Get To Know Bryan ‘Peabe’ Odiamar

Introduce yourself
Hey, my name is Bryan Odiamar but I tend to go by “Peabe”. I was born and raised in Chicago but have been living in Oakland for about 10 years now. I like to draw pictures.  =)

When did you first start getting involved with art?
I got started really young with my Lolo (grandfather in Tagalog). Drawing was “fun time”, so if I got my homework done we’d throw down on some sketches. That led to drawing cartoons, which led to graffiti, which led to art school, and so on.
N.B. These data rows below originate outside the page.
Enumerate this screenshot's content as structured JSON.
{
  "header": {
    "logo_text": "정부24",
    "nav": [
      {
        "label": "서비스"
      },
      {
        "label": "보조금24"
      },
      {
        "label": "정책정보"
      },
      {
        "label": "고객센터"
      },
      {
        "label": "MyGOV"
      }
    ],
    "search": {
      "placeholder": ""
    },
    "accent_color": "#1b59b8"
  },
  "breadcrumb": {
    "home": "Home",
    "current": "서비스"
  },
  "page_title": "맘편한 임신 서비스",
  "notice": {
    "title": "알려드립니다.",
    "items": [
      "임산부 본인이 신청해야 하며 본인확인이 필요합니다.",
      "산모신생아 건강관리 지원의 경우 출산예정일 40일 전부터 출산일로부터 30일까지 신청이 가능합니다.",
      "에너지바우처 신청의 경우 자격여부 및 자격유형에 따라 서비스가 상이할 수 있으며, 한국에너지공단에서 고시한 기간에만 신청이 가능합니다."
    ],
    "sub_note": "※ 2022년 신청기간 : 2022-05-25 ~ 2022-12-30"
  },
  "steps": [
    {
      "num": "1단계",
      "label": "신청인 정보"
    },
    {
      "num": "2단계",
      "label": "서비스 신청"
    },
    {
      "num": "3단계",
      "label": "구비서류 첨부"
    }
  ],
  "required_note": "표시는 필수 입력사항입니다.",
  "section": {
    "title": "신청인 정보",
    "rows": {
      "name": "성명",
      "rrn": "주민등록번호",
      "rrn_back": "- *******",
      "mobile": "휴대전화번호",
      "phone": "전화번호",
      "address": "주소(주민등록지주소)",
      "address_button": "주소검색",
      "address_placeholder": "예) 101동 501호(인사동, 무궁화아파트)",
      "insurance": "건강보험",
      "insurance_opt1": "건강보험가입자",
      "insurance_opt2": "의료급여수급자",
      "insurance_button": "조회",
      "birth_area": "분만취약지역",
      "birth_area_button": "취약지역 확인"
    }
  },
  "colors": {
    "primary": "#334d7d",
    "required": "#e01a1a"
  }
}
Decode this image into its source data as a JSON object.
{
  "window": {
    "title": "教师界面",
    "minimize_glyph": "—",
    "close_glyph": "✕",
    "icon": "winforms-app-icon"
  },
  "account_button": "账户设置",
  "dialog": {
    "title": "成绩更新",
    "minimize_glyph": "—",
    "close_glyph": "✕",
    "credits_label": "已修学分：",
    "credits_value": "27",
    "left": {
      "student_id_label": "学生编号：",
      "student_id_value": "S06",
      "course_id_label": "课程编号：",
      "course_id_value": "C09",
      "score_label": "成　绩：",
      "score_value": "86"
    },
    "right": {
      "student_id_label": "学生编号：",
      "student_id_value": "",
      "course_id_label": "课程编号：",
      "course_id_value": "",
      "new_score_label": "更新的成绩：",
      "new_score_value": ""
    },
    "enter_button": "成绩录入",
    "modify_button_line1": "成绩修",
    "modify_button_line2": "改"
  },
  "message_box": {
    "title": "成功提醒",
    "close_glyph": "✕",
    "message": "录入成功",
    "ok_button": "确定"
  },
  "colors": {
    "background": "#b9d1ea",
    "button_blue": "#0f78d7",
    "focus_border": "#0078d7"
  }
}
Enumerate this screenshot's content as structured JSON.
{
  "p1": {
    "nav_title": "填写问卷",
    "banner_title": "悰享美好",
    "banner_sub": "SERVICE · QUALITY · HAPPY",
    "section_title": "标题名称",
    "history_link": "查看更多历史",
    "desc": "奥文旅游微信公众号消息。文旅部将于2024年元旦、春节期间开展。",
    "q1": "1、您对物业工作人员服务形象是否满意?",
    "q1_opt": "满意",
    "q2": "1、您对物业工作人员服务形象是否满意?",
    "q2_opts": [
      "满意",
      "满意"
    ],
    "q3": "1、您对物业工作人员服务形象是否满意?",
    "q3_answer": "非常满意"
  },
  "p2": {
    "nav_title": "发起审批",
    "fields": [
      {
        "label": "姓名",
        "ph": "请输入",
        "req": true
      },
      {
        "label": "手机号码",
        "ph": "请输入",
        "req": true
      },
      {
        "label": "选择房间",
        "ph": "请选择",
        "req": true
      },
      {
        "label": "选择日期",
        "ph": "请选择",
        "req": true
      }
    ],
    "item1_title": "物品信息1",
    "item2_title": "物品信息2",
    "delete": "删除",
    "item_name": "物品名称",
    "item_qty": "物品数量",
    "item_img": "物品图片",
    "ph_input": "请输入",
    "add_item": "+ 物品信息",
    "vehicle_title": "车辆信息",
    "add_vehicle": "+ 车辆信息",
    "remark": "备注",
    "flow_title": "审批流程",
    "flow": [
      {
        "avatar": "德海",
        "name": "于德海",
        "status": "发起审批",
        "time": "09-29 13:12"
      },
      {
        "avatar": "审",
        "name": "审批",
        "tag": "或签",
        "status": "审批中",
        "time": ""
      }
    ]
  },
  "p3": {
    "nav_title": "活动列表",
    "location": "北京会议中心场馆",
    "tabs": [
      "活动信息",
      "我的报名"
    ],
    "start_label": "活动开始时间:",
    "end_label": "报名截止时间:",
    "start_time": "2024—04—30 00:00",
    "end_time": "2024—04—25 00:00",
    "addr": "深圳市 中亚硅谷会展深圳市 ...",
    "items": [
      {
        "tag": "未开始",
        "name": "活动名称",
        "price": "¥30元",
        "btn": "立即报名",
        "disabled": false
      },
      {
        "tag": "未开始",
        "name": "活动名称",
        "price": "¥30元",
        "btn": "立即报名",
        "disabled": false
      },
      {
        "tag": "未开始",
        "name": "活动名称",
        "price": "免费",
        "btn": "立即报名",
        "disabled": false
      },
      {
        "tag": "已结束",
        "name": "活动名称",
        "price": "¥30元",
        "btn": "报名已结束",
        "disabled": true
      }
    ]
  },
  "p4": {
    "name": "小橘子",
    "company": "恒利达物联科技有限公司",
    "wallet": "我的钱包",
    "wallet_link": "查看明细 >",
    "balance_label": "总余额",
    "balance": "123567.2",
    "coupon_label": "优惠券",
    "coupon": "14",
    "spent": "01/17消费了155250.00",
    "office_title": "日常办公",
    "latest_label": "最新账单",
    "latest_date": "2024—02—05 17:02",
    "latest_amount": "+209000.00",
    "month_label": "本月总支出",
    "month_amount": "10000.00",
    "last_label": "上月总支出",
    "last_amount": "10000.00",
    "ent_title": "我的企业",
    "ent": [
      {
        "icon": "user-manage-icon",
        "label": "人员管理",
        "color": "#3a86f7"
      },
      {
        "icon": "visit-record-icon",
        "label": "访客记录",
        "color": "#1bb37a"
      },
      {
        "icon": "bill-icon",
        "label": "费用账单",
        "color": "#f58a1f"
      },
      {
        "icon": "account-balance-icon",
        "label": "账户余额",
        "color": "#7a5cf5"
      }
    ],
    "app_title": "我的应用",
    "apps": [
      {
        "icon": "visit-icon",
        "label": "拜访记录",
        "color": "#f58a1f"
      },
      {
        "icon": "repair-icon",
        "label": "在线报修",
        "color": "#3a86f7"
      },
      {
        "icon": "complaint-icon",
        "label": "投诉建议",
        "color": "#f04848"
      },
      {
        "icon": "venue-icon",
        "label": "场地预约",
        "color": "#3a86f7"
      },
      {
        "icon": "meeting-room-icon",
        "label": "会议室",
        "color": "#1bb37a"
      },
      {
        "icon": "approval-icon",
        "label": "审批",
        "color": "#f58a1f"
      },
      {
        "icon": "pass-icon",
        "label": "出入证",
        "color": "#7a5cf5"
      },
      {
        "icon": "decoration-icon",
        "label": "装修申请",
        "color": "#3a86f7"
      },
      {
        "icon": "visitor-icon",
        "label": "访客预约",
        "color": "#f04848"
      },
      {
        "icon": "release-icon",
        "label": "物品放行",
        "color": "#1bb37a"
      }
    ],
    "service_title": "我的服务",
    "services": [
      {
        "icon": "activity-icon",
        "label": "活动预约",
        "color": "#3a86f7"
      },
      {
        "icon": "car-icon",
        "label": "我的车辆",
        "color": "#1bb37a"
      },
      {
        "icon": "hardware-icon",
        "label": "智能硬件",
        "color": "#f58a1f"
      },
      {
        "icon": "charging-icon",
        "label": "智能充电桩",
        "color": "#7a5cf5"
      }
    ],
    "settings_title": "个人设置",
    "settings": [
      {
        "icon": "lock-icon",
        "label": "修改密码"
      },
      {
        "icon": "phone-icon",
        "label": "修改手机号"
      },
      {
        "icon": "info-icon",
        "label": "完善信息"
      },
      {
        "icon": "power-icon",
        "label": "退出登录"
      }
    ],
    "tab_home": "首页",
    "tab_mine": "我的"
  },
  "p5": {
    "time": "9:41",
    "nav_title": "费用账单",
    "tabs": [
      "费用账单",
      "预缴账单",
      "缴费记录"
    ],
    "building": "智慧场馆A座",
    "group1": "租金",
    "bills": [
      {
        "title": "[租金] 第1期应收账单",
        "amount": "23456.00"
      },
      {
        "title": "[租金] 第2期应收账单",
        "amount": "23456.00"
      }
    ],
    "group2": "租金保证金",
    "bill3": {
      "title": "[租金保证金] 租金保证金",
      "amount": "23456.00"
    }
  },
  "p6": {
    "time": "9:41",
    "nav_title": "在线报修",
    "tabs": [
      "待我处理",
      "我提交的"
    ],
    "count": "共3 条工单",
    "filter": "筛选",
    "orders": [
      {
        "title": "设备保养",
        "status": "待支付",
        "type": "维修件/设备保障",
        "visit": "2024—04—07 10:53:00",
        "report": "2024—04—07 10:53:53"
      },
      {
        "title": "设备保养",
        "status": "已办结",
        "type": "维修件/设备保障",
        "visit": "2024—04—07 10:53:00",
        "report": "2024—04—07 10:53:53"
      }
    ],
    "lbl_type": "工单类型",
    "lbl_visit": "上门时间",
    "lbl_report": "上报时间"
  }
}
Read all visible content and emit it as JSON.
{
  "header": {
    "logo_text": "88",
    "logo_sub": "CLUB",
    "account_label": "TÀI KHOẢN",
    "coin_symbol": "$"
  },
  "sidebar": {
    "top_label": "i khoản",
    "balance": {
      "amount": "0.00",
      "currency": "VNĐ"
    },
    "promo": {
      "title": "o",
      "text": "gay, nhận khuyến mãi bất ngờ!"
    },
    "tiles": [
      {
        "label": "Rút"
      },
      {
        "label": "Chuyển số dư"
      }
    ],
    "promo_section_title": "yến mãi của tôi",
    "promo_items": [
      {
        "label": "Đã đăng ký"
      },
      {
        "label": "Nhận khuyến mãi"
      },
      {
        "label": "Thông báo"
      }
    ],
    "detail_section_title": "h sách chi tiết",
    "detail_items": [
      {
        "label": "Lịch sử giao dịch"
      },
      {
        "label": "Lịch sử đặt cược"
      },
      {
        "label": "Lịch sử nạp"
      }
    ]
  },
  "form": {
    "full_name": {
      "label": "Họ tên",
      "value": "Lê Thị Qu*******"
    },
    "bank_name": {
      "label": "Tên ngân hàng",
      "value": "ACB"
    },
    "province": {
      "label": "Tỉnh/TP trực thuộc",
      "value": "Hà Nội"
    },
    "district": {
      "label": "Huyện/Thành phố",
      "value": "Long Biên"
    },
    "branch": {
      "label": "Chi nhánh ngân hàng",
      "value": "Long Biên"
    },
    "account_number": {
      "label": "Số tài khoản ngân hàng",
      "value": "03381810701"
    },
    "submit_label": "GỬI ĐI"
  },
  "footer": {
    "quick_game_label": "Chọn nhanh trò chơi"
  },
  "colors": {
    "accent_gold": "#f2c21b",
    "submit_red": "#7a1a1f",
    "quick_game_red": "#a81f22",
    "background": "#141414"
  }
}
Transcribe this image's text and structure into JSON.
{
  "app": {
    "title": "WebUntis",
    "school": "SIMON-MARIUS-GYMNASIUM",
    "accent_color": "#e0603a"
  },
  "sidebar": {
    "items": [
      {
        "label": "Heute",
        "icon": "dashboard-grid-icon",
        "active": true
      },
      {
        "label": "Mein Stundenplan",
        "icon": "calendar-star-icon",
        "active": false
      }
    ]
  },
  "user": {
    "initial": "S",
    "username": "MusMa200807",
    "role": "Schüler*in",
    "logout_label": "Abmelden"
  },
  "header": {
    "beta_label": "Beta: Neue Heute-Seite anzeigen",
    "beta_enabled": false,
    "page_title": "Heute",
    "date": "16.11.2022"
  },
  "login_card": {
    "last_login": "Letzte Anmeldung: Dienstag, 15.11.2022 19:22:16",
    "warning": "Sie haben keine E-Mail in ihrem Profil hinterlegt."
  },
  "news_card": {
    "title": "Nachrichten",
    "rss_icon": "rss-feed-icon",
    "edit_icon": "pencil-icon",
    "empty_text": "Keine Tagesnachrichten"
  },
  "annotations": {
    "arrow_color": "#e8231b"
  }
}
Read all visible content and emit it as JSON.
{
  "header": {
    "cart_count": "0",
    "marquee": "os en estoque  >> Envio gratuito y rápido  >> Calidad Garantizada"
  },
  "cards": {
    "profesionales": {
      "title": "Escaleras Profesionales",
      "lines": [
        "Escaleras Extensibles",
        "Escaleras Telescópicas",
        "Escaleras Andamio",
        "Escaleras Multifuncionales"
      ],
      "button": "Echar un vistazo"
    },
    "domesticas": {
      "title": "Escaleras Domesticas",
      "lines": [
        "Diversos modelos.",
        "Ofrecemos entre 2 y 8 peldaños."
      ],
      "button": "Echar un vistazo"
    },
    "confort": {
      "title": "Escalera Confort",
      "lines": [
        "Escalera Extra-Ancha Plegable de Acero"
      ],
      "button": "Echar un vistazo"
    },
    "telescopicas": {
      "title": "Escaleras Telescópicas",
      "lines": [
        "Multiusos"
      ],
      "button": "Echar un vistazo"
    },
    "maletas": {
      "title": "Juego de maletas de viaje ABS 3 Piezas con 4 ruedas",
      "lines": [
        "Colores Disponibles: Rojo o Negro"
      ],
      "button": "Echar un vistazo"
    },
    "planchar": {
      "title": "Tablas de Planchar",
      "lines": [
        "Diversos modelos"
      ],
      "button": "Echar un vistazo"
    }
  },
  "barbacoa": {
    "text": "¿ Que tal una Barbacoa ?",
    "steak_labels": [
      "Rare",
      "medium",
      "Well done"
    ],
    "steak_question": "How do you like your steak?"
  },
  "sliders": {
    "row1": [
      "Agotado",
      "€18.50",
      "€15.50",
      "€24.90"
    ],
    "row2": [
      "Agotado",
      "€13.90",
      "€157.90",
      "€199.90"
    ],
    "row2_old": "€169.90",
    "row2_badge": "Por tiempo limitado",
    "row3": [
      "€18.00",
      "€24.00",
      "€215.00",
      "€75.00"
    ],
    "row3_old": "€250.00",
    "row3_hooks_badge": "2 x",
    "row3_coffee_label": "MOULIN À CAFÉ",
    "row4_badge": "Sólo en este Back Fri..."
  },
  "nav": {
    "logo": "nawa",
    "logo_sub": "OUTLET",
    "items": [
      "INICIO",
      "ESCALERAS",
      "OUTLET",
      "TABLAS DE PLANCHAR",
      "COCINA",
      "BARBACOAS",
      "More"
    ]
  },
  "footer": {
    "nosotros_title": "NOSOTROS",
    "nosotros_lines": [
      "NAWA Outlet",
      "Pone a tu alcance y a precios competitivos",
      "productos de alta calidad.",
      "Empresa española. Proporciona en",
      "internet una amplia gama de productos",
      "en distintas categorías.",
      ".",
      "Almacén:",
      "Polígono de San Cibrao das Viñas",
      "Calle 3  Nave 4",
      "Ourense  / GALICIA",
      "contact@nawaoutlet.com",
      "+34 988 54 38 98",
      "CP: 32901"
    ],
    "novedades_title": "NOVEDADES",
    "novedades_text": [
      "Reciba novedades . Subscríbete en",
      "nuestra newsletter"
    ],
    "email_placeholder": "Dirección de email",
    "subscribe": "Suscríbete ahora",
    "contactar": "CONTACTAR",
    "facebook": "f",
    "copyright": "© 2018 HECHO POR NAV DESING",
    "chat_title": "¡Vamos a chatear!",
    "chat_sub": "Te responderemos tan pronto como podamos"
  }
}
While growing up in Chicago in the 90’s, you were inspired by Solo and Antck. What was it about these two that inspired you so much?
I love graffiti. When I first started noticing big productions while riding the CTA as a kid; the colors, dynamic, and references to pop culture had me hooked. So I got into writing a bit but learned early that I didn’t like doing letters, so I sucked at it. From my limited exposure at the time, I thought that graff was only about lettering. So I never got SUPER into it but I ran with a couple crews. Since I wasn’t feeling lettering too much, I got mad discouraged. Then somewhere in the early 90s (I think 94), I saw some walls by State and 14th that had an Aerosoul production and I think a character by Antck. Up until that point, I thought characters were just fillers but noticed how those cats really did something ill with them. That blew my mind at the time and from there I pretty much focused on characters.

Since moving to the west coast, there still seems to be a lot of Chicago moments throughout your work. Do you ever miss Chicago?
Of course, Chicago will always be home. I try to sneak Chicago references into everything. I will say though since I’ve been in Oakland some monumental stuff has happened. My wife (she’s from Chicago as well) and I got married while living here, we had our daughter here, our big goofy dog. Our immediate family roots are here, so I’m lucky to have two homes. I still roll with my Chicago teams tho.

What are you currently fascinated by and how is it feeding into your work?
As of lately, I’ve been really inspired by going back to a style I worked on a lot but took a break from about 8 years ago. It was the style I was painting with and got burned out by. I was doing a lot of shows and felt like I was forcing it. Now I’m just doing whatever and really enjoying it. I’m also enjoying the pop success of comics, it’s about fucking time.

Let’s Talk About It. Towards the end of last year, you decided to make a pin about mental illness. After making that post and that pin, have things been getting better for you?
I grew up in a household/community where mental health was never something discussed. I lost a friend recently and only a few people, not including me, knew the struggle he was going thru. That was a catalyst for me and some friends to finally start the dialog, at least with each other, about how we’re doing mentally. In one of our first real conversations in 20 years of friendship, a lot came out. I’m going thru some struggles, as well as some others, and it was nice to be able to share that a feel the support of your homies. It’s nice to know that we can have that conversation without the fear of being a “downer”. Yeah, so it feels good to not have to hide it.

You once said, “I felt that getting too focused on “making a name” trapped me into trying to create a “recognizable style” that I eventually started disliking. So, I took a step back and just started illustrating and designing for fun.” Once you realized this, how much weight was lifted off of your shoulders?
It felt great, not giving a fuck is what’s making it fun. I’m just doing what I want. I’m really having a great time drawing and I feel like people can sense that from the illustrations. If not, I’ll tell them now “I’m having fun!”

In terms of feedback, how much attention do you pay to the feedback of others on your work?
I definitely look at feedback, doesn’t mean I do it. I know I can’t see and know everything, so if someone points out something cool that could be added/done to my work I try it out. If it looks like basura, I pass. If it looks cool, I’m stoked cause I learned something new. I like when my illustrating homies chime in with feedback. I like talking with Joey D., Joey Potts, and The Grocer about illustration. They’re all Chicago cats and you should hit them up if you haven’t.